As in most such cases, the accusation is reportedly based on a personal dispute, but the manner in which religion has been weaponised in this country makes such allegations a handy tool with which to oppress and silence an individual — at times permanently — against whom one has a grudge. Although Mr Kumar luckily escaped injury or worse, his life will likely never be the same again.

First there is the trial to contend with. Even if his lawyer successfully defends him, he may be a marked man. Vigilante killings have occurred even after blasphemy accused have been acquitted; at least one judge who handed down such an acquittal was himself slain; lawyers defending those alleged to have committed this crime have also been murdered. Second, his family and the wider community as well have already been profoundly impacted. All the Hindu families living in the six-storey apartment building in Hyderabad’s Saddar bazaar have left, too fearful to continue staying there after witnessing the wrath of the mob.

Editorial: CII on blasphemy

The impact of blasphemy accusations can be particularly devastating for minority communities: it often forces them to move en masse, leaving behind settled lives and incomes.
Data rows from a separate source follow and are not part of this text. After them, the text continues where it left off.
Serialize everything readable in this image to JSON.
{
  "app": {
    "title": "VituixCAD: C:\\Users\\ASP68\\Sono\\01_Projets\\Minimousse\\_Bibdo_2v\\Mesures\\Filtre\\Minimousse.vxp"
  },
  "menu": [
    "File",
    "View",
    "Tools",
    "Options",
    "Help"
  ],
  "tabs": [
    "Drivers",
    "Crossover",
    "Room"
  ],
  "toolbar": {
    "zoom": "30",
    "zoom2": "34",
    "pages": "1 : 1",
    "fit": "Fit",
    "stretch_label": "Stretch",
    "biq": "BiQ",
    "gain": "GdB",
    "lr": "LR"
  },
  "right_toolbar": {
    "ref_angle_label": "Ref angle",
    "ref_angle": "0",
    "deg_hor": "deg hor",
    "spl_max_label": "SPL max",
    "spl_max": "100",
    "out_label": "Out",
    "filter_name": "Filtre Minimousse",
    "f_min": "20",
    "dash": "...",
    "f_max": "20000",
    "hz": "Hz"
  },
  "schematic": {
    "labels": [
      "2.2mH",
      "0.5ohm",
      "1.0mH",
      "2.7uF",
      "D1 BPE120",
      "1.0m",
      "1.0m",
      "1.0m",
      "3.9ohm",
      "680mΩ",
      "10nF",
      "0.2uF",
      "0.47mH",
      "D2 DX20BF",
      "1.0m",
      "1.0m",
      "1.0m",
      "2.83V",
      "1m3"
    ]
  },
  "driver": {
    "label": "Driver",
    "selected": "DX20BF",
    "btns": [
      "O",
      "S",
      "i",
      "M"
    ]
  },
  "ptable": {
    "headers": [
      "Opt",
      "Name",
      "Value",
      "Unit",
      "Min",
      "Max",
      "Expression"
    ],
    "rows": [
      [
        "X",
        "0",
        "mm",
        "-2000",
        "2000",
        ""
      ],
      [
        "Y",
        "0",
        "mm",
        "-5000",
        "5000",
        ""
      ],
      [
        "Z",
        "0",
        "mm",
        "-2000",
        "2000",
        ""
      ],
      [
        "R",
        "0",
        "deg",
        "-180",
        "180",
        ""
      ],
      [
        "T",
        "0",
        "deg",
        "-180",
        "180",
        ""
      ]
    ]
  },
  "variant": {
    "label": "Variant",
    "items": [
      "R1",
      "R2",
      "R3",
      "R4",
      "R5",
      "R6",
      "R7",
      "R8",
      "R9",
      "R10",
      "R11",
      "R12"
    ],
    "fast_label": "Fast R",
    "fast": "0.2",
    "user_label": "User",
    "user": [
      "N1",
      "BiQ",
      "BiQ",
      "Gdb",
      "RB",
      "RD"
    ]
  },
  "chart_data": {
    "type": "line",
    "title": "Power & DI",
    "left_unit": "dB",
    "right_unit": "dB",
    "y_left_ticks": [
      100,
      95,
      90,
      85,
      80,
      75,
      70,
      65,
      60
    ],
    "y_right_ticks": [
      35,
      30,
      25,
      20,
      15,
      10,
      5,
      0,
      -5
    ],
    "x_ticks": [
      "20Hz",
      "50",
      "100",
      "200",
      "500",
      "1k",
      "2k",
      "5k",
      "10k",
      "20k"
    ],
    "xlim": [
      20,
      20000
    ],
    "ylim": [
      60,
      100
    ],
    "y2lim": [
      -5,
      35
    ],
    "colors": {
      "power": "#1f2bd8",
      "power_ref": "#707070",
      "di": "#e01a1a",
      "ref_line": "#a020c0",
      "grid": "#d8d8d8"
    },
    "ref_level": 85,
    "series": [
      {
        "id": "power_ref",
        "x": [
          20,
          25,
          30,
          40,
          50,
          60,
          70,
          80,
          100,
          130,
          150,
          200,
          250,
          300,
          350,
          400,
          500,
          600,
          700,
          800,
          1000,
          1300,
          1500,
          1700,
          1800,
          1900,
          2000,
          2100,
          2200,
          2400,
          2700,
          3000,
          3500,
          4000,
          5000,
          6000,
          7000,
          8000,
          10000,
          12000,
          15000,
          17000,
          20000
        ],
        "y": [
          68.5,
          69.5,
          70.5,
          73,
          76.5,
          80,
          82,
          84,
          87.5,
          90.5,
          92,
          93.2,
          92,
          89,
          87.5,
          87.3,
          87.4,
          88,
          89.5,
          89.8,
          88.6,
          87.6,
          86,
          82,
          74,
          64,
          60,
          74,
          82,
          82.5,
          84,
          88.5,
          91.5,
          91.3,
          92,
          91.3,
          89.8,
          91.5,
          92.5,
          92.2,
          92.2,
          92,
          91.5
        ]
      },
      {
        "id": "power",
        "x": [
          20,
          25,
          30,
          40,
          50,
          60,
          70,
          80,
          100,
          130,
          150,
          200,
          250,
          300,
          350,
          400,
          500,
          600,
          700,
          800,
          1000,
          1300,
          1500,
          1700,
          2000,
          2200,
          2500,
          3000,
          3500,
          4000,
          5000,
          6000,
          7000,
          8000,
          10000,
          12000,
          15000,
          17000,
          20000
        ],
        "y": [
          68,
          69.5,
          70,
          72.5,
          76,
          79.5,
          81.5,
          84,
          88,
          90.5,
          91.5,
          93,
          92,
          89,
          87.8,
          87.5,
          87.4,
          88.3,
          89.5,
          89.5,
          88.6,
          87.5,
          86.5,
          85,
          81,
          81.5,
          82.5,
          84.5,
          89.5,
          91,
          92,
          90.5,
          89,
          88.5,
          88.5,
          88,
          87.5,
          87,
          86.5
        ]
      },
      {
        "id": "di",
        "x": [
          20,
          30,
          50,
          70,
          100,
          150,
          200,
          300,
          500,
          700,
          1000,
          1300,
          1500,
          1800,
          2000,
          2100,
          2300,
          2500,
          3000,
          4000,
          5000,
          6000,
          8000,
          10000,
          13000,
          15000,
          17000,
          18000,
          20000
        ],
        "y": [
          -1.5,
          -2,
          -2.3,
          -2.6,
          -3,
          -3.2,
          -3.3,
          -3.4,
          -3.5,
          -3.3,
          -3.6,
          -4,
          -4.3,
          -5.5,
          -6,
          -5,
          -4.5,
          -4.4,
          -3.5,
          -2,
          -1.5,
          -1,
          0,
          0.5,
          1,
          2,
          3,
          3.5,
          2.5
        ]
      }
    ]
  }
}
Only the state by enforcing its writ and refraining from using religion for political point-scoring — among other measures — can make the country change course.



Unrest in Hyderabad after alleged desecration of Quran

Mohammad Hussain Khan

Published August 22, 2022

HYDERABAD: Police use tear gas to disperse a crowd in Saddar following an alleged incident of Quran desecration on Sunday.—Umair Ali / Dawn

HYDERABAD: Law enfo­rc­ement agencies resorted to tear gas shelling and fired into the air in different areas of Hyderabad on Sunday following an incident of alleged desecration of the Holy Quran.

A policeman was assau­lted while a police mobile was damaged by a mob.

Enraged crowds forced their way into a business centre by breaking windowpanes to get hold of the man they accused of sacrilege of the Holy Quran.

Police picked up a sanitary worker. A case was registered under sections 295-B and 34 of PPC on the complaint of Bilal, son of Bundo Khan Abbasi.

The complainant claimed he had learnt that someone had burnt pages of Holy Quran in Rabi Plaza. He went inside and learnt that someone had burnt Holy Quran. Soon, he said, eight to 10 persons entered the plaza.

Bilal claimed that Maulana Amin Zikriya showed him burnt pages near an elevator. He asked a sanitary worker whether he knew the identity of the man who had done this, but he remained silent.

According to Bilal, he got hold of a sanitary worker and took possession of some of the burnt pages. He then handed over the man, along with the burnt pages, to police.

The trouble started when news about the alleged sacrilege spread like wildlife acr­oss city. All business and commercial centres were shut immediately. Enraged youth gathered outside the plaza.

The number of furious protesters kept increasing and by 5pm they were in the thousands, blocking streets leading to the plaza.

As the mob refused to disperse, police decided to disperse the crowd by resorting to tear gas shelling. This forced the protesters to flee the area, but they re-emer­ged after a few minutes.

Six or seven demonstrators managed to enter the plaza through a mezzanine office by breaking windowpanes and using a ladder.


Read more:

Road blocked against desecration of Holy Quran
Man gets life for desecrating Holy Quran
‘Desecration’ of Holy Quran protested in Haripur